* **INSTRUCTIONS TO FOLLOW**:
Copy all lines in the data that contain the string "fill".

Records contained in a dataset
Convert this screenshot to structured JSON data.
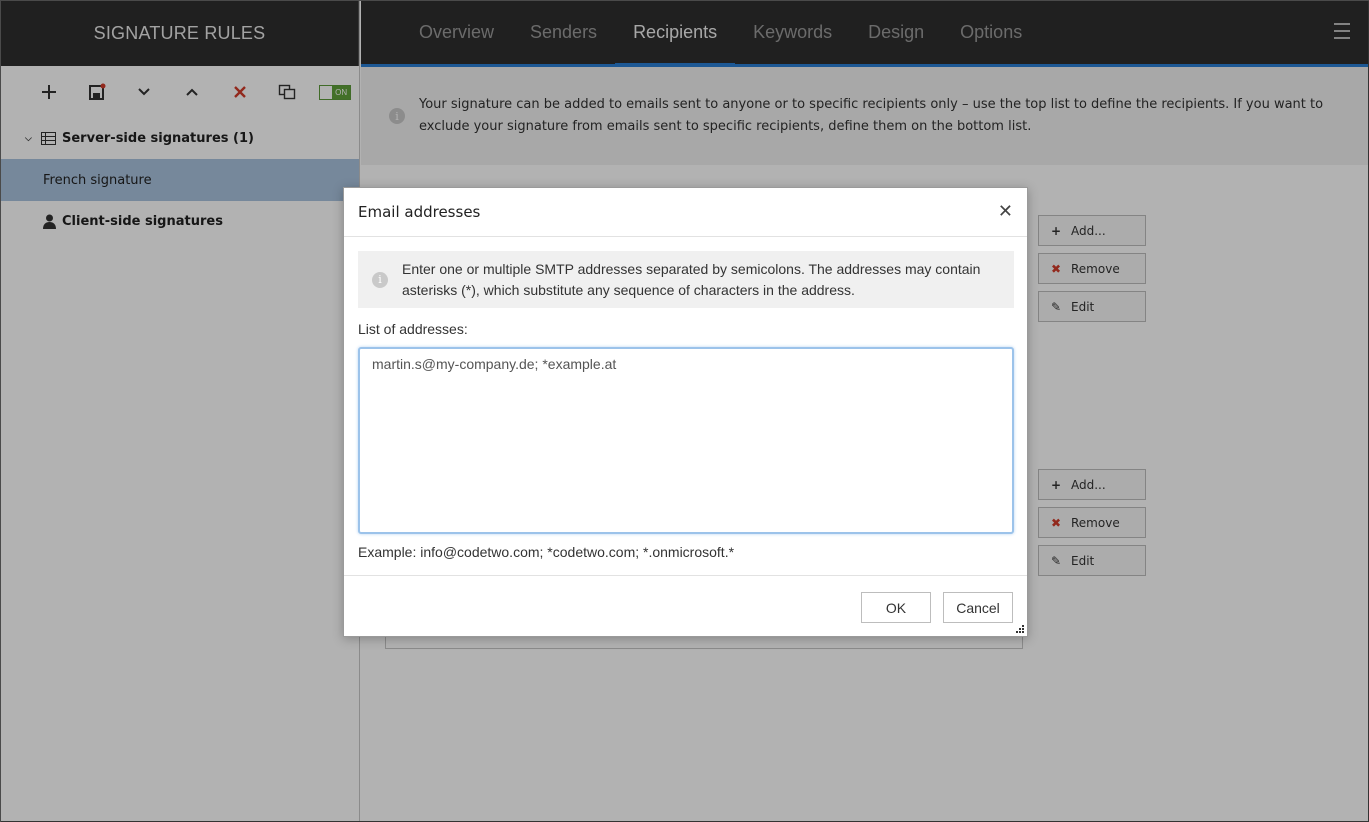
{
  "sidebar": {
    "title": "SIGNATURE RULES",
    "toggle_label": "ON",
    "groups": [
      {
        "label": "Server-side signatures (1)",
        "items": [
          {
            "label": "French signature"
          }
        ]
      },
      {
        "label": "Client-side signatures"
      }
    ]
  },
  "tabs": [
    {
      "label": "Overview"
    },
    {
      "label": "Senders"
    },
    {
      "label": "Recipients"
    },
    {
      "label": "Keywords"
    },
    {
      "label": "Design"
    },
    {
      "label": "Options"
    }
  ],
  "info_text": "Your signature can be added to emails sent to anyone or to specific recipients only – use the top list to define the recipients. If you want to exclude your signature from emails sent to specific recipients, define them on the bottom list.",
  "side_buttons": {
    "add": "Add...",
    "remove": "Remove",
    "edit": "Edit"
  },
  "dialog": {
    "title": "Email addresses",
    "info": "Enter one or multiple SMTP addresses separated by semicolons. The addresses may contain asterisks (*), which substitute any sequence of characters in the address.",
    "list_label": "List of addresses:",
    "addresses": "martin.s@my-company.de; *example.at",
    "example": "Example: info@codetwo.com; *codetwo.com; *.onmicrosoft.*",
    "ok": "OK",
    "cancel": "Cancel"
  },
  "colors": {
    "header_bg": "#2f2f2f",
    "accent": "#2a7fd4",
    "selected_item": "#a9c3df",
    "toggle_green": "#5fa13a",
    "remove_red": "#d23c2a"
  }
}
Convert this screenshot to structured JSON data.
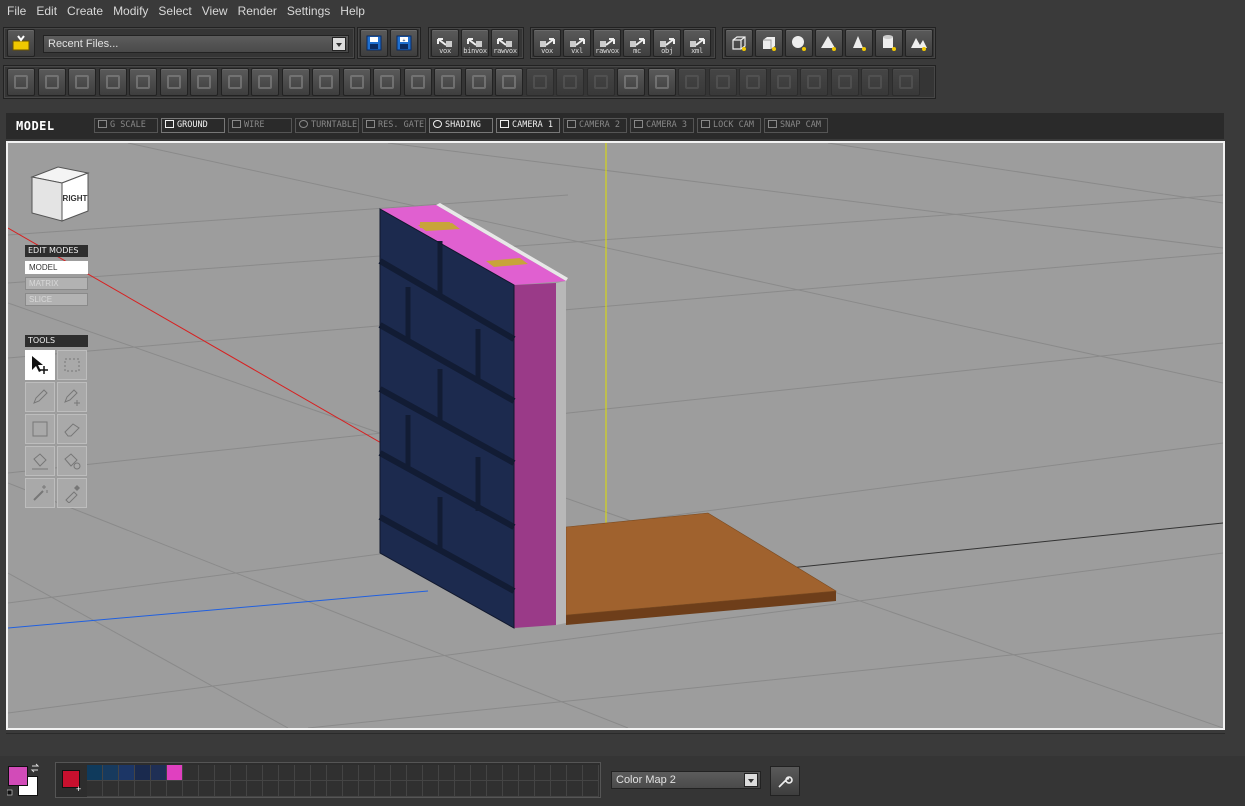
{
  "menu": [
    "File",
    "Edit",
    "Create",
    "Modify",
    "Select",
    "View",
    "Render",
    "Settings",
    "Help"
  ],
  "toolbar": {
    "recent_files": "Recent Files...",
    "export_buttons": [
      "vox",
      "binvox",
      "rawvox"
    ],
    "import_buttons": [
      "vox",
      "vxl",
      "rawvox",
      "mc",
      "obj",
      "xml"
    ],
    "primitive_icons": [
      "cube-outline-icon",
      "box-icon",
      "sphere-icon",
      "cone-icon",
      "pyramid-icon",
      "cylinder-icon",
      "mountains-icon"
    ]
  },
  "viewport": {
    "title": "MODEL",
    "toggles": [
      {
        "label": "G SCALE",
        "on": false
      },
      {
        "label": "GROUND",
        "on": true
      },
      {
        "label": "WIRE",
        "on": false
      },
      {
        "label": "TURNTABLE",
        "on": false
      },
      {
        "label": "RES. GATE",
        "on": false
      },
      {
        "label": "SHADING",
        "on": true
      },
      {
        "label": "CAMERA 1",
        "on": true
      },
      {
        "label": "CAMERA 2",
        "on": false
      },
      {
        "label": "CAMERA 3",
        "on": false
      },
      {
        "label": "LOCK CAM",
        "on": false
      },
      {
        "label": "SNAP CAM",
        "on": false
      }
    ],
    "view_cube_label": "RIGHT",
    "edit_modes_header": "EDIT MODES",
    "edit_modes": [
      {
        "label": "MODEL",
        "on": true
      },
      {
        "label": "MATRIX",
        "on": false
      },
      {
        "label": "SLICE",
        "on": false
      }
    ],
    "tools_header": "TOOLS",
    "tools": [
      "select-move-icon",
      "marquee-select-icon",
      "pencil-icon",
      "pencil-add-icon",
      "box-draw-icon",
      "eraser-icon",
      "fill-bucket-icon",
      "fill-bucket-alt-icon",
      "magic-wand-icon",
      "eyedropper-icon"
    ]
  },
  "colors": {
    "primary": "#d24bb8",
    "secondary": "#ffffff",
    "current": "#c8102e",
    "palette": [
      "#0f3a5c",
      "#173a5e",
      "#1c3666",
      "#1a2a4e",
      "#1f2f55",
      "#e040c0"
    ]
  },
  "color_map": "Color Map 2"
}
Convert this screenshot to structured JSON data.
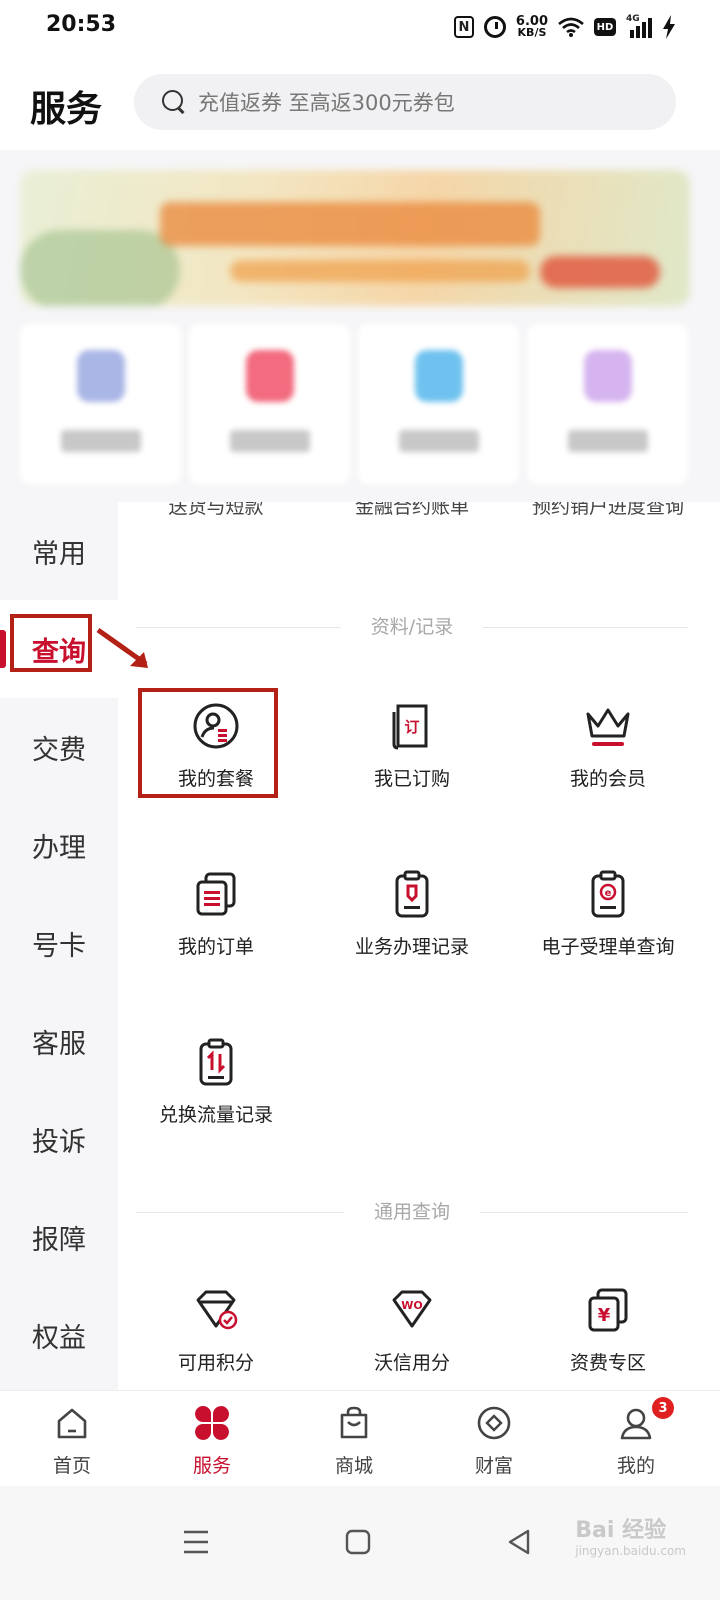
{
  "status_bar": {
    "time": "20:53",
    "nfc_label": "N",
    "net_speed_value": "6.00",
    "net_speed_unit": "KB/S",
    "hd_label": "HD",
    "signal_label": "4G"
  },
  "header": {
    "title": "服务",
    "search_placeholder": "充值返券 至高返300元券包"
  },
  "left_nav": {
    "items": [
      {
        "label": "常用"
      },
      {
        "label": "查询"
      },
      {
        "label": "交费"
      },
      {
        "label": "办理"
      },
      {
        "label": "号卡"
      },
      {
        "label": "客服"
      },
      {
        "label": "投诉"
      },
      {
        "label": "报障"
      },
      {
        "label": "权益"
      }
    ],
    "active": "查询"
  },
  "content": {
    "cut_row": [
      "送货与短款",
      "金融合约账单",
      "预约销户进度查询"
    ],
    "section1": {
      "title": "资料/记录",
      "items": [
        {
          "label": "我的套餐",
          "icon": "user-package-icon"
        },
        {
          "label": "我已订购",
          "icon": "ordered-doc-icon",
          "glyph": "订"
        },
        {
          "label": "我的会员",
          "icon": "crown-icon"
        },
        {
          "label": "我的订单",
          "icon": "orders-icon"
        },
        {
          "label": "业务办理记录",
          "icon": "clipboard-pen-icon"
        },
        {
          "label": "电子受理单查询",
          "icon": "clipboard-e-icon",
          "glyph": "e"
        },
        {
          "label": "兑换流量记录",
          "icon": "clipboard-exchange-icon"
        }
      ]
    },
    "section2": {
      "title": "通用查询",
      "items": [
        {
          "label": "可用积分",
          "icon": "points-diamond-icon"
        },
        {
          "label": "沃信用分",
          "icon": "wo-credit-icon",
          "glyph": "WO"
        },
        {
          "label": "资费专区",
          "icon": "tariff-yen-icon",
          "glyph": "¥"
        }
      ]
    }
  },
  "tab_bar": {
    "tabs": [
      {
        "label": "首页",
        "icon": "home-icon"
      },
      {
        "label": "服务",
        "icon": "service-clover-icon"
      },
      {
        "label": "商城",
        "icon": "shopping-bag-icon"
      },
      {
        "label": "财富",
        "icon": "wealth-coin-icon"
      },
      {
        "label": "我的",
        "icon": "profile-icon",
        "badge": "3"
      }
    ],
    "active": "服务"
  },
  "watermark": {
    "text": "Bai 经验",
    "sub": "jingyan.baidu.com"
  },
  "colors": {
    "accent": "#c8102e",
    "annotation": "#b32015"
  }
}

* **RESPONSE**:
      "fill-bucket-icon",
      "fill-bucket-alt-icon",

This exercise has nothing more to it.